[INSTRUCTIONS TO FOLLOW]:
Please give the data again in full, precisely as it is written.

START GIVEN INFORMATION

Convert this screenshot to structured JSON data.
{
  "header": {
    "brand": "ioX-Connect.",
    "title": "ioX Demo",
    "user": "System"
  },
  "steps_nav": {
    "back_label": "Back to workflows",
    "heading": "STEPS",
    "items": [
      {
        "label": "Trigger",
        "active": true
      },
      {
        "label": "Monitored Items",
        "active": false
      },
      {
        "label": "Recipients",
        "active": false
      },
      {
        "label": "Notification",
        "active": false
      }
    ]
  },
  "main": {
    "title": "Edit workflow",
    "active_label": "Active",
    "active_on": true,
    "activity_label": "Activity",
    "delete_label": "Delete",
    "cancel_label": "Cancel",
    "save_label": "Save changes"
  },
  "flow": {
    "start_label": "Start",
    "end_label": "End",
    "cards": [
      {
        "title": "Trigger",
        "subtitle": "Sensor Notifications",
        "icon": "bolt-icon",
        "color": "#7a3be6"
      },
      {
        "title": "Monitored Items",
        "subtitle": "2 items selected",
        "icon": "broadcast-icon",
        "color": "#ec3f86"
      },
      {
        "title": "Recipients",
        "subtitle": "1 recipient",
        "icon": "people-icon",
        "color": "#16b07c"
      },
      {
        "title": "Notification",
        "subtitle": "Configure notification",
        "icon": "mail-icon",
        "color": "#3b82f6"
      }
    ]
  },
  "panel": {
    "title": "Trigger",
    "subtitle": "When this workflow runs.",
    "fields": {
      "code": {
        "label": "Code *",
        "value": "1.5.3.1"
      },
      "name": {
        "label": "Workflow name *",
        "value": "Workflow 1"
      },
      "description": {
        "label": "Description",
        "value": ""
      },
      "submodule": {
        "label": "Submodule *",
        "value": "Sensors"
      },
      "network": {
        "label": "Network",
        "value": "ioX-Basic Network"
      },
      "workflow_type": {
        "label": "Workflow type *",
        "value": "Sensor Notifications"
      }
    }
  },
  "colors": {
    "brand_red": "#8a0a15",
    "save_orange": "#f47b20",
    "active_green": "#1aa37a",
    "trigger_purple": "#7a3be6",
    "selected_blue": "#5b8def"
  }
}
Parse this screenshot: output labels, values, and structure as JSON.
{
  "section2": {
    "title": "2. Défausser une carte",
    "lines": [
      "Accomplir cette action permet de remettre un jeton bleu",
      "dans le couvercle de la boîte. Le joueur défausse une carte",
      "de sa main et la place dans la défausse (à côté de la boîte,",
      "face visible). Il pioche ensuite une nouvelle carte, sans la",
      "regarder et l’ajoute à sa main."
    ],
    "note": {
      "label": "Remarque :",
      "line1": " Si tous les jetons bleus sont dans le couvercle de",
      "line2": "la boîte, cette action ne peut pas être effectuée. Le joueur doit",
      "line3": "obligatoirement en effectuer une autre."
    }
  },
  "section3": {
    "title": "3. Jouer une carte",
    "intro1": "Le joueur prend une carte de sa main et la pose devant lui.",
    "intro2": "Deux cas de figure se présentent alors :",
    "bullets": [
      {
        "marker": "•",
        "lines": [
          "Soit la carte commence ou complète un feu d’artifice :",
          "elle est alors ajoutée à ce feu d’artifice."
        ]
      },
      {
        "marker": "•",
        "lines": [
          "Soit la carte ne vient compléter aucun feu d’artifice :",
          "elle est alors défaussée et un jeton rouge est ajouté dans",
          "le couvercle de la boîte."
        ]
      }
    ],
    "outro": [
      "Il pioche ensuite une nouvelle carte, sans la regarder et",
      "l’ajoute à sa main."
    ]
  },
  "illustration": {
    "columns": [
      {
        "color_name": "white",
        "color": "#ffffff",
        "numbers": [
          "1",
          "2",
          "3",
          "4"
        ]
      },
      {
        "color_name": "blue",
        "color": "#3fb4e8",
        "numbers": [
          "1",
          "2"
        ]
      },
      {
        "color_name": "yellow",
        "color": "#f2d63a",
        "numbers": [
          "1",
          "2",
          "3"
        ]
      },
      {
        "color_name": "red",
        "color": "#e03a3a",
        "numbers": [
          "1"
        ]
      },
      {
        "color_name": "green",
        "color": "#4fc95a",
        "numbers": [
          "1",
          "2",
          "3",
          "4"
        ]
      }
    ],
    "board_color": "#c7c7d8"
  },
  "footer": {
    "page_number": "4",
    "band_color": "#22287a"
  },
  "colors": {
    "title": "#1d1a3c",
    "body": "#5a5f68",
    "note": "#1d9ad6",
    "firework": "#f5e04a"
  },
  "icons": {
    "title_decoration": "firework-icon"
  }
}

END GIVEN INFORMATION

[TASK SOLUTION]:
Convert this screenshot to structured JSON data.
{
  "header": {
    "brand": "ioX-Connect.",
    "title": "ioX Demo",
    "user": "System"
  },
  "steps_nav": {
    "back_label": "Back to workflows",
    "heading": "STEPS",
    "items": [
      {
        "label": "Trigger",
        "active": true
      },
      {
        "label": "Monitored Items",
        "active": false
      },
      {
        "label": "Recipients",
        "active": false
      },
      {
        "label": "Notification",
        "active": false
      }
    ]
  },
  "main": {
    "title": "Edit workflow",
    "active_label": "Active",
    "active_on": true,
    "activity_label": "Activity",
    "delete_label": "Delete",
    "cancel_label": "Cancel",
    "save_label": "Save changes"
  },
  "flow": {
    "start_label": "Start",
    "end_label": "End",
    "cards": [
      {
        "title": "Trigger",
        "subtitle": "Sensor Notifications",
        "icon": "bolt-icon",
        "color": "#7a3be6"
      },
      {
        "title": "Monitored Items",
        "subtitle": "2 items selected",
        "icon": "broadcast-icon",
        "color": "#ec3f86"
      },
      {
        "title": "Recipients",
        "subtitle": "1 recipient",
        "icon": "people-icon",
        "color": "#16b07c"
      },
      {
        "title": "Notification",
        "subtitle": "Configure notification",
        "icon": "mail-icon",
        "color": "#3b82f6"
      }
    ]
  },
  "panel": {
    "title": "Trigger",
    "subtitle": "When this workflow runs.",
    "fields": {
      "code": {
        "label": "Code *",
        "value": "1.5.3.1"
      },
      "name": {
        "label": "Workflow name *",
        "value": "Workflow 1"
      },
      "description": {
        "label": "Description",
        "value": ""
      },
      "submodule": {
        "label": "Submodule *",
        "value": "Sensors"
      },
      "network": {
        "label": "Network",
        "value": "ioX-Basic Network"
      },
      "workflow_type": {
        "label": "Workflow type *",
        "value": "Sensor Notifications"
      }
    }
  },
  "colors": {
    "brand_red": "#8a0a15",
    "save_orange": "#f47b20",
    "active_green": "#1aa37a",
    "trigger_purple": "#7a3be6",
    "selected_blue": "#5b8def"
  }
}
Parse this screenshot: output labels, values, and structure as JSON.
{
  "section2": {
    "title": "2. Défausser une carte",
    "lines": [
      "Accomplir cette action permet de remettre un jeton bleu",
      "dans le couvercle de la boîte. Le joueur défausse une carte",
      "de sa main et la place dans la défausse (à côté de la boîte,",
      "face visible). Il pioche ensuite une nouvelle carte, sans la",
      "regarder et l’ajoute à sa main."
    ],
    "note": {
      "label": "Remarque :",
      "line1": " Si tous les jetons bleus sont dans le couvercle de",
      "line2": "la boîte, cette action ne peut pas être effectuée. Le joueur doit",
      "line3": "obligatoirement en effectuer une autre."
    }
  },
  "section3": {
    "title": "3. Jouer une carte",
    "intro1": "Le joueur prend une carte de sa main et la pose devant lui.",
    "intro2": "Deux cas de figure se présentent alors :",
    "bullets": [
      {
        "marker": "•",
        "lines": [
          "Soit la carte commence ou complète un feu d’artifice :",
          "elle est alors ajoutée à ce feu d’artifice."
        ]
      },
      {
        "marker": "•",
        "lines": [
          "Soit la carte ne vient compléter aucun feu d’artifice :",
          "elle est alors défaussée et un jeton rouge est ajouté dans",
          "le couvercle de la boîte."
        ]
      }
    ],
    "outro": [
      "Il pioche ensuite une nouvelle carte, sans la regarder et",
      "l’ajoute à sa main."
    ]
  },
  "illustration": {
    "columns": [
      {
        "color_name": "white",
        "color": "#ffffff",
        "numbers": [
          "1",
          "2",
          "3",
          "4"
        ]
      },
      {
        "color_name": "blue",
        "color": "#3fb4e8",
        "numbers": [
          "1",
          "2"
        ]
      },
      {
        "color_name": "yellow",
        "color": "#f2d63a",
        "numbers": [
          "1",
          "2",
          "3"
        ]
      },
      {
        "color_name": "red",
        "color": "#e03a3a",
        "numbers": [
          "1"
        ]
      },
      {
        "color_name": "green",
        "color": "#4fc95a",
        "numbers": [
          "1",
          "2",
          "3",
          "4"
        ]
      }
    ],
    "board_color": "#c7c7d8"
  },
  "footer": {
    "page_number": "4",
    "band_color": "#22287a"
  },
  "colors": {
    "title": "#1d1a3c",
    "body": "#5a5f68",
    "note": "#1d9ad6",
    "firework": "#f5e04a"
  },
  "icons": {
    "title_decoration": "firework-icon"
  }
}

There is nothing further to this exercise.